For my regular readers you know that my posts are inspired by my own e-mail experiences. Very often I find myself in a communication thread that I know is probably something you would run into. So the thread goes into my “Share with Net [email protected]” folder.
“You Attract More Bees with Honey”
I received an e-mail the other day from a potential client that included several very demanding comments about how, if they chose to work with me, they would expect me to run my business. After reading the e-mail I actually said “Wow” out loud. Clearly this person had some bad experiences in the past with others they chose to work with and got burned. That was now being passed on to me to compensate for.
No big deal. I’ve ended up partnering with many a leery client whose confidence and trust had been damaged with those before me. I don’t take it personally because it’s not about me.
But think about it. What type of impression do you think this approach will have? Any consultant worth their salt would run in the opposite direction of a potential client that approached them in this manner.
When I am approached in that manner, I’ll think twice about whether I can form a mutually respectful partnership. I do not read anything into e-mails like this, I take them at their face value based on the choice of words used. I will always respond with professionalism and grace — leaving their next communication to confirm if it is worth either of our time to continue on. I do my best to not assume that they are the jerk that their e-mail may imply.
I answered each comment point by point, by down-editing — factually and unemotionally. Including declining to lower my rate to compensate for money already spent (wasted) with others. With a professionally stern tone.
Their response? “Didn’t mean to insult…” That’s not what I meant…” “I didn’t intend to hurt your feelings.” My “feelings” were not hurt nor did I say so. I simply stated I was disappointed that they felt the need to communicate with me, someone they did not know or had never worked with, in the manner that they did.
You Type It; You Mean It
Their response ended with “It was not meant to be personal, so please do not take it that way.” But that is what and how they typed — to me. This communication style let me know that this was an individual that most likely would not respect what I could bring to his project.
Have you communicated with people who just type what they want without taking a moment to review if their questions/challenges are apropos or even accurate? If not, you are lucky!
Although it may be tough, always try to give them the benefit of the doubt by replying with grace. Many folk still do not realize how terse or demanding their e-mails are perceived. This provides the opportunity for them to clarify their tone.
With that said “It was not meant” or “didn’t mean to” doesn’t fly if you type it! If you find yourself starting to type “I didn’t mean it…” also humbly apologize and clear the air.
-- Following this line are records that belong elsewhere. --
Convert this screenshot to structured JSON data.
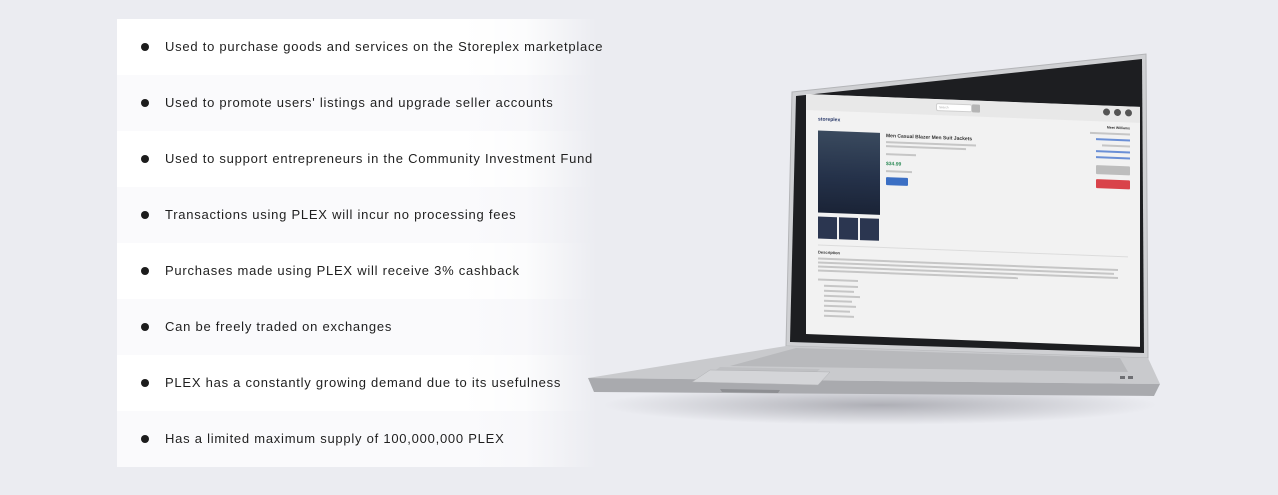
{
  "features": [
    {
      "text": "Used to purchase goods and services on the Storeplex marketplace"
    },
    {
      "text": "Used to promote users' listings and upgrade seller accounts"
    },
    {
      "text": "Used to support entrepreneurs in the Community Investment Fund"
    },
    {
      "text": "Transactions using PLEX will incur no processing fees"
    },
    {
      "text": "Purchases made using PLEX will receive 3% cashback"
    },
    {
      "text": "Can be freely traded on exchanges"
    },
    {
      "text": "PLEX has a constantly growing demand due to its usefulness"
    },
    {
      "text": "Has a limited maximum supply of 100,000,000 PLEX"
    }
  ],
  "screen": {
    "logo": "storeplex",
    "search_placeholder": "Search",
    "product_title": "Men Casual Blazer Men Suit Jackets",
    "price": "$34.99",
    "seller_panel_title": "Meet Williams",
    "description_heading": "Description"
  },
  "colors": {
    "background": "#ebecf1",
    "bullet": "#1c1c1c",
    "text": "#1f1f1f"
  }
}
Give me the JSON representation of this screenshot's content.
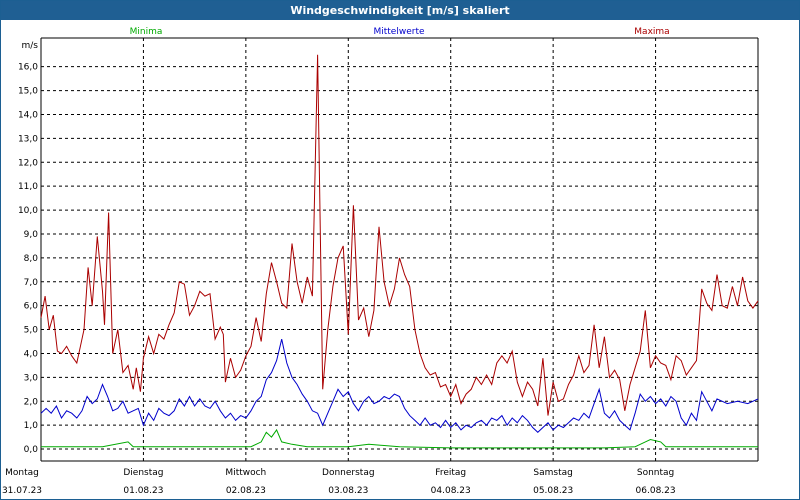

Don’t make excuses — own it.
In this case, this potential client was playing “boss” with me. If they would have taken a moment to review my site(s), bio or information, they certainly would not have sent the e-mail they did. But then again, maybe this particular e-bully would have…
You Know What Happens When You Assume?
Don’t expect the other side to know what you meant or what you mean. Choose the appropriate words and read your e-mail out loud before clicking Send to makes sure your tone is clear.
The moral of the story? You are what you type; you are the words you choose to use. Know that what you type will be taken at it’s face value by the other side.
You take your time, you choose your words carefully so as to relay your concerns while you make darned sure that what you type is what you mean because that is exactly how it will be taken.
And, if you don’t want to make that effort, don’t be surprised when the response you receive is not what you desired — that is if you get one at all.